The main challenges of the project were associated with the overall introduction of Amoxicillin DT 250mg into the national policies of countries. In terms of registration, many countries still listed Co-trimoxazole as their first-line of treatment for pneumonia in children under-five years of age. The adoption of Amoxicillin DT 250mg is conditioned on national Ministry of Health policy revision and national registration because the lack of medicine registration is a large barrier to introduction. Secondly, in terms of treatment guidelines, most countries still had to update their own national guidelines after the latest WHO recommendations, for which Amoxicillin DT 250mg is most relevant. Finally, it is predominantly the trained health care professionals that administer the antibiotics; however there is evidence to support that Amoxicillin 250mg DT can be administrated at the community level and this would be made increasingly possible by the present project (UNICEF Supply Division, 2013).

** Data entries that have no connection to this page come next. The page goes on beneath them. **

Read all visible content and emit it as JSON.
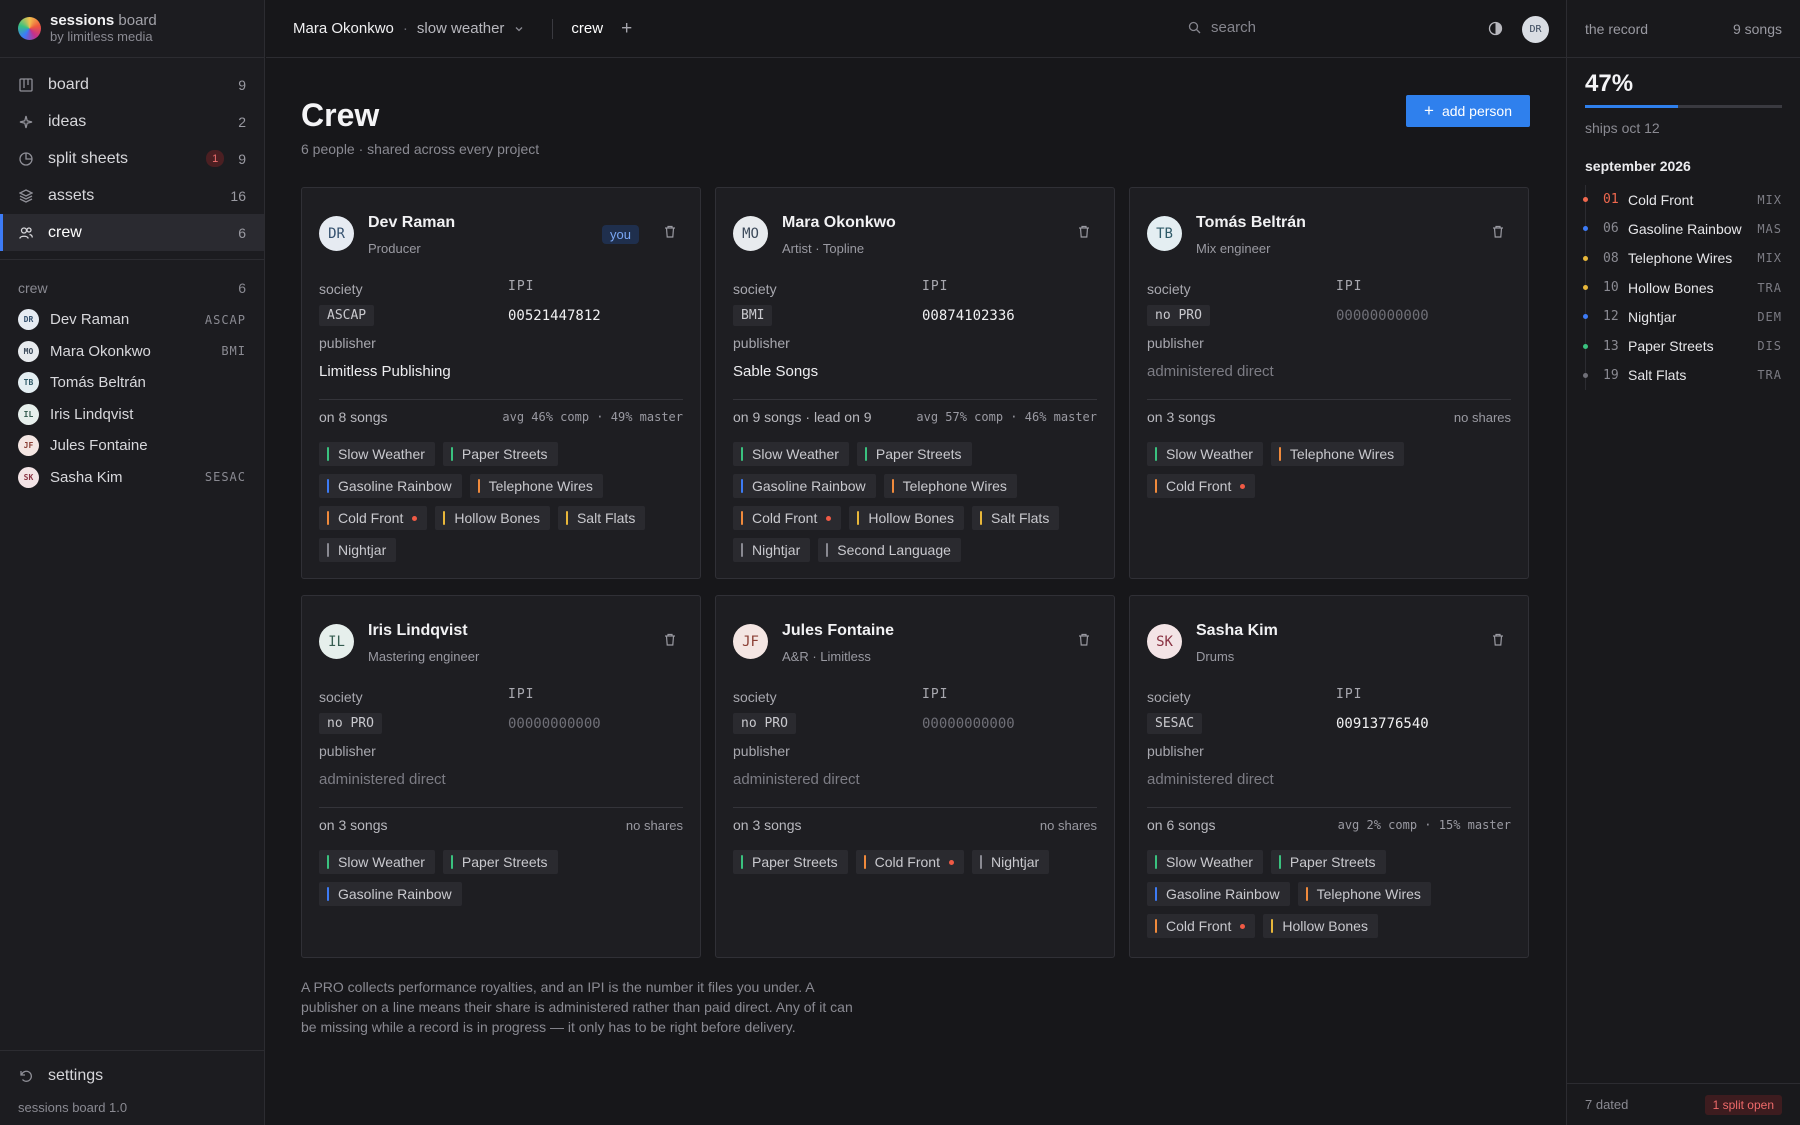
{
  "brand": {
    "name": "sessions",
    "name_suffix": "board",
    "sub": "by limitless media"
  },
  "nav": [
    {
      "key": "board",
      "label": "board",
      "count": "9",
      "icon": "board-icon"
    },
    {
      "key": "ideas",
      "label": "ideas",
      "count": "2",
      "icon": "sparkle-icon"
    },
    {
      "key": "split",
      "label": "split sheets",
      "count": "9",
      "badge": "1",
      "icon": "pie-icon"
    },
    {
      "key": "assets",
      "label": "assets",
      "count": "16",
      "icon": "layers-icon"
    },
    {
      "key": "crew",
      "label": "crew",
      "count": "6",
      "icon": "users-icon",
      "active": true
    }
  ],
  "crew_list": {
    "title": "crew",
    "count": "6",
    "members": [
      {
        "initials": "DR",
        "name": "Dev Raman",
        "society": "ASCAP"
      },
      {
        "initials": "MO",
        "name": "Mara Okonkwo",
        "society": "BMI"
      },
      {
        "initials": "TB",
        "name": "Tomás Beltrán",
        "society": ""
      },
      {
        "initials": "IL",
        "name": "Iris Lindqvist",
        "society": ""
      },
      {
        "initials": "JF",
        "name": "Jules Fontaine",
        "society": ""
      },
      {
        "initials": "SK",
        "name": "Sasha Kim",
        "society": "SESAC"
      }
    ]
  },
  "sidebar_footer": {
    "settings": "settings",
    "version": "sessions board 1.0"
  },
  "topbar": {
    "user": "Mara Okonkwo",
    "project": "slow weather",
    "tab": "crew",
    "search_placeholder": "search",
    "avatar": "DR"
  },
  "page": {
    "title": "Crew",
    "subtitle": "6 people · shared across every project",
    "add_button": "add person",
    "footnote": "A PRO collects performance royalties, and an IPI is the number it files you under. A publisher on a line means their share is administered rather than paid direct. Any of it can be missing while a record is in progress — it only has to be right before delivery."
  },
  "labels": {
    "society": "society",
    "ipi": "IPI",
    "publisher": "publisher",
    "you": "you"
  },
  "colors": {
    "accent": "#2f80ed",
    "song_green": "#3ac27f",
    "song_blue": "#3d7bf5",
    "song_orange": "#f08a3c",
    "song_yellow": "#e8b73a",
    "song_gray": "#8a8a92",
    "open_dot": "#f05a45"
  },
  "people": [
    {
      "initials": "DR",
      "name": "Dev Raman",
      "role": "Producer",
      "you": true,
      "society": "ASCAP",
      "ipi": "00521447812",
      "ipi_empty": false,
      "publisher": "Limitless Publishing",
      "publisher_empty": false,
      "songs_summary": "on 8 songs",
      "shares": "avg 46% comp · 49% master",
      "songs": [
        {
          "title": "Slow Weather",
          "color": "#3ac27f"
        },
        {
          "title": "Paper Streets",
          "color": "#3ac27f"
        },
        {
          "title": "Gasoline Rainbow",
          "color": "#3d7bf5"
        },
        {
          "title": "Telephone Wires",
          "color": "#f08a3c"
        },
        {
          "title": "Cold Front",
          "color": "#f08a3c",
          "open": true
        },
        {
          "title": "Hollow Bones",
          "color": "#e8b73a"
        },
        {
          "title": "Salt Flats",
          "color": "#e8b73a"
        },
        {
          "title": "Nightjar",
          "color": "#8a8a92"
        }
      ]
    },
    {
      "initials": "MO",
      "name": "Mara Okonkwo",
      "role": "Artist · Topline",
      "you": false,
      "society": "BMI",
      "ipi": "00874102336",
      "ipi_empty": false,
      "publisher": "Sable Songs",
      "publisher_empty": false,
      "songs_summary": "on 9 songs · lead on 9",
      "shares": "avg 57% comp · 46% master",
      "songs": [
        {
          "title": "Slow Weather",
          "color": "#3ac27f"
        },
        {
          "title": "Paper Streets",
          "color": "#3ac27f"
        },
        {
          "title": "Gasoline Rainbow",
          "color": "#3d7bf5"
        },
        {
          "title": "Telephone Wires",
          "color": "#f08a3c"
        },
        {
          "title": "Cold Front",
          "color": "#f08a3c",
          "open": true
        },
        {
          "title": "Hollow Bones",
          "color": "#e8b73a"
        },
        {
          "title": "Salt Flats",
          "color": "#e8b73a"
        },
        {
          "title": "Nightjar",
          "color": "#8a8a92"
        },
        {
          "title": "Second Language",
          "color": "#8a8a92"
        }
      ]
    },
    {
      "initials": "TB",
      "name": "Tomás Beltrán",
      "role": "Mix engineer",
      "you": false,
      "society": "no PRO",
      "ipi": "00000000000",
      "ipi_empty": true,
      "publisher": "administered direct",
      "publisher_empty": true,
      "songs_summary": "on 3 songs",
      "shares": "no shares",
      "songs": [
        {
          "title": "Slow Weather",
          "color": "#3ac27f"
        },
        {
          "title": "Telephone Wires",
          "color": "#f08a3c"
        },
        {
          "title": "Cold Front",
          "color": "#f08a3c",
          "open": true
        }
      ]
    },
    {
      "initials": "IL",
      "name": "Iris Lindqvist",
      "role": "Mastering engineer",
      "you": false,
      "society": "no PRO",
      "ipi": "00000000000",
      "ipi_empty": true,
      "publisher": "administered direct",
      "publisher_empty": true,
      "songs_summary": "on 3 songs",
      "shares": "no shares",
      "songs": [
        {
          "title": "Slow Weather",
          "color": "#3ac27f"
        },
        {
          "title": "Paper Streets",
          "color": "#3ac27f"
        },
        {
          "title": "Gasoline Rainbow",
          "color": "#3d7bf5"
        }
      ]
    },
    {
      "initials": "JF",
      "name": "Jules Fontaine",
      "role": "A&R · Limitless",
      "you": false,
      "society": "no PRO",
      "ipi": "00000000000",
      "ipi_empty": true,
      "publisher": "administered direct",
      "publisher_empty": true,
      "songs_summary": "on 3 songs",
      "shares": "no shares",
      "songs": [
        {
          "title": "Paper Streets",
          "color": "#3ac27f"
        },
        {
          "title": "Cold Front",
          "color": "#f08a3c",
          "open": true
        },
        {
          "title": "Nightjar",
          "color": "#8a8a92"
        }
      ]
    },
    {
      "initials": "SK",
      "name": "Sasha Kim",
      "role": "Drums",
      "you": false,
      "society": "SESAC",
      "ipi": "00913776540",
      "ipi_empty": false,
      "publisher": "administered direct",
      "publisher_empty": true,
      "songs_summary": "on 6 songs",
      "shares": "avg 2% comp · 15% master",
      "songs": [
        {
          "title": "Slow Weather",
          "color": "#3ac27f"
        },
        {
          "title": "Paper Streets",
          "color": "#3ac27f"
        },
        {
          "title": "Gasoline Rainbow",
          "color": "#3d7bf5"
        },
        {
          "title": "Telephone Wires",
          "color": "#f08a3c"
        },
        {
          "title": "Cold Front",
          "color": "#f08a3c",
          "open": true
        },
        {
          "title": "Hollow Bones",
          "color": "#e8b73a"
        }
      ]
    }
  ],
  "record": {
    "title": "the record",
    "songs_count": "9 songs",
    "progress_label": "47%",
    "progress": 0.47,
    "ships": "ships oct 12",
    "month": "september 2026",
    "schedule": [
      {
        "num": "01",
        "title": "Cold Front",
        "stage": "MIX",
        "dot": "#f0684e",
        "hot": true
      },
      {
        "num": "06",
        "title": "Gasoline Rainbow",
        "stage": "MAS",
        "dot": "#3d7bf5"
      },
      {
        "num": "08",
        "title": "Telephone Wires",
        "stage": "MIX",
        "dot": "#e8b73a"
      },
      {
        "num": "10",
        "title": "Hollow Bones",
        "stage": "TRA",
        "dot": "#e8b73a"
      },
      {
        "num": "12",
        "title": "Nightjar",
        "stage": "DEM",
        "dot": "#3d7bf5"
      },
      {
        "num": "13",
        "title": "Paper Streets",
        "stage": "DIS",
        "dot": "#3ac27f"
      },
      {
        "num": "19",
        "title": "Salt Flats",
        "stage": "TRA",
        "dot": "#6f6f77"
      }
    ],
    "dated": "7 dated",
    "split_open": "1 split open"
  }
}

The Amoxicillin DT 250mg package requirement was for a product package that supplied the dispersible tablets in such a way that it matched the treatment regimens for children of different ages and weights suffering of pneumonia. In 2012, UNICEF launched a request for Proposal (RFP) to supply Amoxicillin 250mg DT in order to increase supply to countries in accordance with the new WHO protocol. Since 2011, UNICEF had supplied small quantities of Amoxicillin from three suppliers. However, following a 70 per cent increase in procurement in 2012 over 2011, and an increase of 300 per cent over 2012, procurement of the medicine needed to be increased. The current Amoxicillin options are a 10×10 blister pack, a 1×10 blister pack and a 2×10 blister pack. Depending on the pack, the costs vary and ease of dispensing the medicines to children of different weights varies, and thus, compliance to the recommended treatment also varies.
In 2012, the newly established UN Commission on Life-saving Commodities for Women and Children agreed that PATH[1] would conduct further trials to determine whether the Amoxicillin dispensing packs could be improved to match the treatment guidelines for all children within the weight range without the need for re-packing at the dispensing entities in the field. The proposed solution in 2013 was a dispensing envelope and currently PATH is looking to conduct pilot studies, costing studies, and assess regulatory implications as well as evaluate what other work needs to be done[2].

The importance of understanding user behaviour during the development of a solution was emphasised during the course of the project, in particular because it operated in the area of medicines and antibiotics where compliance is important because improper medication may have negative consequences. High importance was therefore given to ensure that the community health worker needs and usage behaviour were in focus, so the final solution would make it possible for them to easily provide the right dosage to children and not have to engage in proxy practices. This learning is applicable to present as well as future projects concerning the packaging of medicines, as well as in other areas.
The importance of supplier cooperation was also found to be very important in the development of the packaging solutions because it was a challenge to obtain supplier feedback and buy-in to the project. This indicates that the establishment of a good relationship with suppliers is essential in the long run for the development of other package solutions and future innovation projects.

This innovation is one solution in the battle against pneumonia. Other innovation projects will proceed to continue this fight. UNICEF is supporting an innovation for an appropriate pneumonia diagnostic aid device in resource-poor settings to improve accurate diagnoses and delivery of appropriate treatment[3].